Blue Marine VR

In my role as Lead Houdini Artist at Unseen Studio, I collaborated with Martin Gunnarsson on a 360-degree experience for the Blue Marine Foundation, showcased at COP 28. This project involved creating, shading, and simulating interactions in three distinct marine environments. The animation of both large and small marine species was skillfully executed by Martin, who developed specialized skeletons for each.


Lead Houdini Artist

Technical Director




Side Fx Houdini

Substance Painter

Davinci Resolve

Concept Exploration

In the initial phase of the project, following the development of an overall script by the creative director at Unseen, I created quick sketches for a rough storyboard.
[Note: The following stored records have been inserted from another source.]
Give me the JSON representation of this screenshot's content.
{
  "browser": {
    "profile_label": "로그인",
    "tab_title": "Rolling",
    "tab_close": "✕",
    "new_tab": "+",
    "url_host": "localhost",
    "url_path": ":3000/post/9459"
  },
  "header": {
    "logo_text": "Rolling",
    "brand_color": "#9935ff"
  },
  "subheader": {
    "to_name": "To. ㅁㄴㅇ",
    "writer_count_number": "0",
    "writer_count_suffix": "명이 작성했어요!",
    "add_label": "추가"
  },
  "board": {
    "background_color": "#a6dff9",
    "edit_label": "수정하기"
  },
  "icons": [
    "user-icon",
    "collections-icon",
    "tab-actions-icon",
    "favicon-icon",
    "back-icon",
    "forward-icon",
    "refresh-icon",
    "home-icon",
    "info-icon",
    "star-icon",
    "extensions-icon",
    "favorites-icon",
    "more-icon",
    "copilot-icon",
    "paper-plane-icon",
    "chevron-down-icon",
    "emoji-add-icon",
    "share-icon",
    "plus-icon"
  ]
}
This step was crucial for kick-starting the R&D process and providing the client with a clear vision of our proposed direction.

& Development

The R&D phase presented several interesting challenges. These included optimizing scenes for 360-degree views, achieving a realistic look for underwater environments that balanced quality with shorter rendering times, and selecting simulations that would authentically convey the natural movement of species underwater. Below, you'll find various stills and screencaptures from this process.

Completed Project

The final project was showcased at COP 28 through VR headsets, allowing users to immerse themselves in the environments the Blue Marine Foundation aims to preserve. My contribution included producing the 360-degree video and capturing in-camera shots for another promotional video highlighting the VR experience. Below, you'll find the complete 360 video along with select stills used in promotional materials. Additionally, the in-camera videos at the start of the page beautifully demonstrate the environments we are striving to protect.

Technical Execution

In terms of technical challenges, many were outlined earlier, but extensive research was also conducted to design these environments efficiently. My goal was to maximize details and realism while minimizing rendering times. This involved creating custom rocks and corals, all sharing a single material with multiple UDIMs to add intricate details. The fish simulations were particularly complex, taking into account factors such as incoming predators and stationary objects within the scene. Overall, it was a challenging yet immensely rewarding project to be a part of.